Our credit-card processor would like us to ask for a name, phone number and postal address (as well as three-digit AVS) on credit-card transactions, but we're under no obligation to do so. Our credit-card company charges us a 1% fee for not having this data at checkout, but on a $10 purchase this is only 10 cents. This fee pales in comparison to the 25-cent Visa fee and the 25-cent Internet-gateway fee, so we feel it's well worth it.
On the Magnatune Buy page, we require only a customer's credit-card number and expiration date—that's all we need to complete the transaction. We do ask for a name and e-mail address, stating: “If you want to be anonymous, you can omit your e-mail and name, but we won't be able to e-mail you a copy of your order.” Asking for a minimal amount of data at purchase time makes it quick for people to fill out the purchase form. Additionally, not requiring an e-mail address means the buyer doesn't need to worry about e-commerce spam resulting from the purchase.
Immediately after making your purchase, you are sent to a Thank You page that contains a URL for downloading the music. A simple four-character HTTP name and password is given. The instructions also are e-mailed if an e-mail address was provided with the purchase. The download page provides the album in a variety of formats (see Figure 4). You can download a perfect-quality WAV or FLAC file and have an exact replica of the original CD. Ogg Vorbis, MP3-128 and MP3-VBR files also are provided. You can download any and all variations you like for as long as you like (passwords don't expire). The entire album is available as a single ZIP file, for ease of downloading. The ZIP file provides a modest amount of compression, about 10% on WAVs. More importantly, it means you can click Download on one file, let it run for an hour (on a DSL or cable line) and have the entire album without any more fuss.
Clicking the License button next to any album brings up a page (see Figure 5) with the question “what kind of music license?” Sixteen different scenarios are displayed, such as Movie Use, Radio Advertising, Web Site, CD Compilations and even On-Hold Music for telephone systems. The connected page outlines the relevant variables for that scenario, and a price quote is given. The user enters the project details and then is sent to a Check Out page with a music license agreement, which is valid as soon as the fee is paid.

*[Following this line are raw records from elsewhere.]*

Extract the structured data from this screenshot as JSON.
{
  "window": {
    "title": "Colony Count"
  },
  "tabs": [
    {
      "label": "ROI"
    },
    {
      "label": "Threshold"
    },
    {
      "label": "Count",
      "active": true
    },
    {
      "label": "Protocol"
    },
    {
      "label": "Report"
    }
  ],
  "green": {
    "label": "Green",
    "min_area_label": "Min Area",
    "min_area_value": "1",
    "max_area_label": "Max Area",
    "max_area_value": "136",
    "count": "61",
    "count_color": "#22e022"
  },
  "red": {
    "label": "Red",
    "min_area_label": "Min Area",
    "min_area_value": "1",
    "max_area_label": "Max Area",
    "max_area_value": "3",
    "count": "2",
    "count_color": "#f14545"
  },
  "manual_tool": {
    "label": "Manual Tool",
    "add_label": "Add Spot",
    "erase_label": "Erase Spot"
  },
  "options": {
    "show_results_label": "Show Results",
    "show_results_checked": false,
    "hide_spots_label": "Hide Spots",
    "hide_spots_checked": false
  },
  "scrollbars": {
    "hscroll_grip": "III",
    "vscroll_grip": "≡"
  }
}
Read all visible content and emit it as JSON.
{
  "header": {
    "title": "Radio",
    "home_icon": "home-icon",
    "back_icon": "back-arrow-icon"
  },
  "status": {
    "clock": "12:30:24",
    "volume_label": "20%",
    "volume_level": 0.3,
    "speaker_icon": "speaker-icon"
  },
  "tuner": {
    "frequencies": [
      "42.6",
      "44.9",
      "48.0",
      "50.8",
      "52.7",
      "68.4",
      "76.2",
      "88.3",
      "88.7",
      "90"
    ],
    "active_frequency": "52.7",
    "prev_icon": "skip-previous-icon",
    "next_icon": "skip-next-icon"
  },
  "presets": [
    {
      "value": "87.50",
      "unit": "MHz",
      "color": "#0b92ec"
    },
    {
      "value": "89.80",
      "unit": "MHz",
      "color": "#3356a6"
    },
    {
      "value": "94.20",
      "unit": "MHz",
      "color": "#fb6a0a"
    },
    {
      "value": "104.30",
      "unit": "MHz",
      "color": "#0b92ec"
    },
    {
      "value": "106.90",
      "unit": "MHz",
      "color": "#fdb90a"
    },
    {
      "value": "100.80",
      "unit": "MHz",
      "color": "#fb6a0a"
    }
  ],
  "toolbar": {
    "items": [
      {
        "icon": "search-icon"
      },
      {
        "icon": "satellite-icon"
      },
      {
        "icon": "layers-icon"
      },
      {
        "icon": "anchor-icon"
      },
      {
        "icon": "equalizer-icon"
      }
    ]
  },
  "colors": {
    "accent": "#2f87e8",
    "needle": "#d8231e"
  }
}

Since its launch in May 2003, Magnatune has been discussed on everything from Slashdot, Fark and BoingBoing to Wired and NPR. During these press events, we've experienced huge bursts of Web traffic. I run five servers at two different locations, each with 100Mb feeds, and send load-balanced pages with dynamic PHP URLs to each of them. I've found this to be sufficient for the current demands. However, as Magnatune has been growing by 30% in traffic and revenue each month, I'm seriously looking at peer-to-peer as a load balancing and scalability solution.
As I'm writing this article, Magnatune has about 60 musicians and 130 albums and is growing by about 15 musicians and 30 albums per month. My top musicians should see about $6,000 US of royalties in a year. On average, musicians should see about $1,500 US each year. If the 30% growth holds up, I'll be able to pay my musicians even more. More than anything, that's what excites me: that I'm able to have a material impact on these musicians. They are excited by the success, people are hearing their music, and the artists have the financial wherewithal to continue recording great albums.